CLINICAL RELEVANCE

The prognosis for hedgehogs with WHS is poor. No treatment had a significant effect on survival time, and neoplasia was a common comorbidity in the current cohort. A small but clinically relevant subset of neurologically normal hedgehogs had a histopathologic diagnosis of WHS.

Full access
in Journal of the American Veterinary Medical Association

Abstract

OBJECTIVE

To describe the clinical features, histopathologic lesions, and outcome of cardiovascular disease in central bearded dragons.

ANIMALS

54 bearded dragons.

METHODS

Retrospective evaluation of captive bearded dragons with antemortem imaging or postmortem diagnosis of cardiovascular disease from 2007 to 2022 from 6 hospitals.

RESULTS

The total prevalence of cardiovascular disease was 3.3% (54/1,655). Physical examination findings were available in 46 cases with change in mentation being the most common finding (n = 28/46 [60.9%]), followed by dehydration (17/46 [37%]), palpable coelomic mass (13/46 [28.3%]), dyspnea (10/46 [21.7%]), and sunken eyes (10/46 [21.7%)]. Doppler auscultation revealed an arrhythmia in 5/34 (14.7%) animals. Diagnostic imaging was only performed on 21 animals, and 10 (47.6%) had cardiovascular abnormalities described. In total, 84 cardiovascular diagnoses were found in 54 animals. The most common diagnosis was myocarditis (n = 14) followed by aneurysms (11), pericardial effusion (9), atherosclerosis (7), epicarditis (7), and myocardial degeneration/necrosis (7). Overall, 62 causes of death were identified in 52 cases, with cardiovascular disease being the most common (n = 18/52 [34.5%]). Only 3/54 animals were diagnosed with congestive heart failure. Animals with aneurysms were more likely to die to due cardiovascular disease compared to other types of cardiovascular diagnoses (OR, 43.75; 95% CI, 4.88 to 392.65; P < .001).

CLINICAL RELEVANCE

Diagnosis of cardiovascular disease in bearded dragons is challenging given the inconsistent clinical presentation; however, it should remain a differential in animals with nonspecific signs of illness. Antemortem diagnostics are recommended in suspected cases, including diagnostic imaging. Of the cardiovascular diseases described, aneurysms most often contributed to clinical demise.
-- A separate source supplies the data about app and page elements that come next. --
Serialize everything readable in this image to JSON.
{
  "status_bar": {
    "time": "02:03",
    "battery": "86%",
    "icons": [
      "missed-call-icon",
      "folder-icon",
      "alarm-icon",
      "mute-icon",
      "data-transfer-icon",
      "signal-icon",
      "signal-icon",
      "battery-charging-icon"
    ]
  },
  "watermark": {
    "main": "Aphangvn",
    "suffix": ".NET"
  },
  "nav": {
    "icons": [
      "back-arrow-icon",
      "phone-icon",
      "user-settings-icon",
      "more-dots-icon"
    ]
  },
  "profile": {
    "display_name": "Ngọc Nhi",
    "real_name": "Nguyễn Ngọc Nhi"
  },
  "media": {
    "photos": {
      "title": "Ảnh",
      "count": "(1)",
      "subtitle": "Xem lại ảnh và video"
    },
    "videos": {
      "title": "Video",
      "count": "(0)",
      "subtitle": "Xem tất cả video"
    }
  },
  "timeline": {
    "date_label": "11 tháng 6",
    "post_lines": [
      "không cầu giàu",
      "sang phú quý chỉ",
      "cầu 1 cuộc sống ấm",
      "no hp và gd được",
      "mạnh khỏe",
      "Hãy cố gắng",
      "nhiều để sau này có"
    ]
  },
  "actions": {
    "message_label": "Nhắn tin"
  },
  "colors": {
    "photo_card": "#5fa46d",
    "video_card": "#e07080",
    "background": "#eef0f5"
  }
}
Open access
in American Journal of Veterinary Research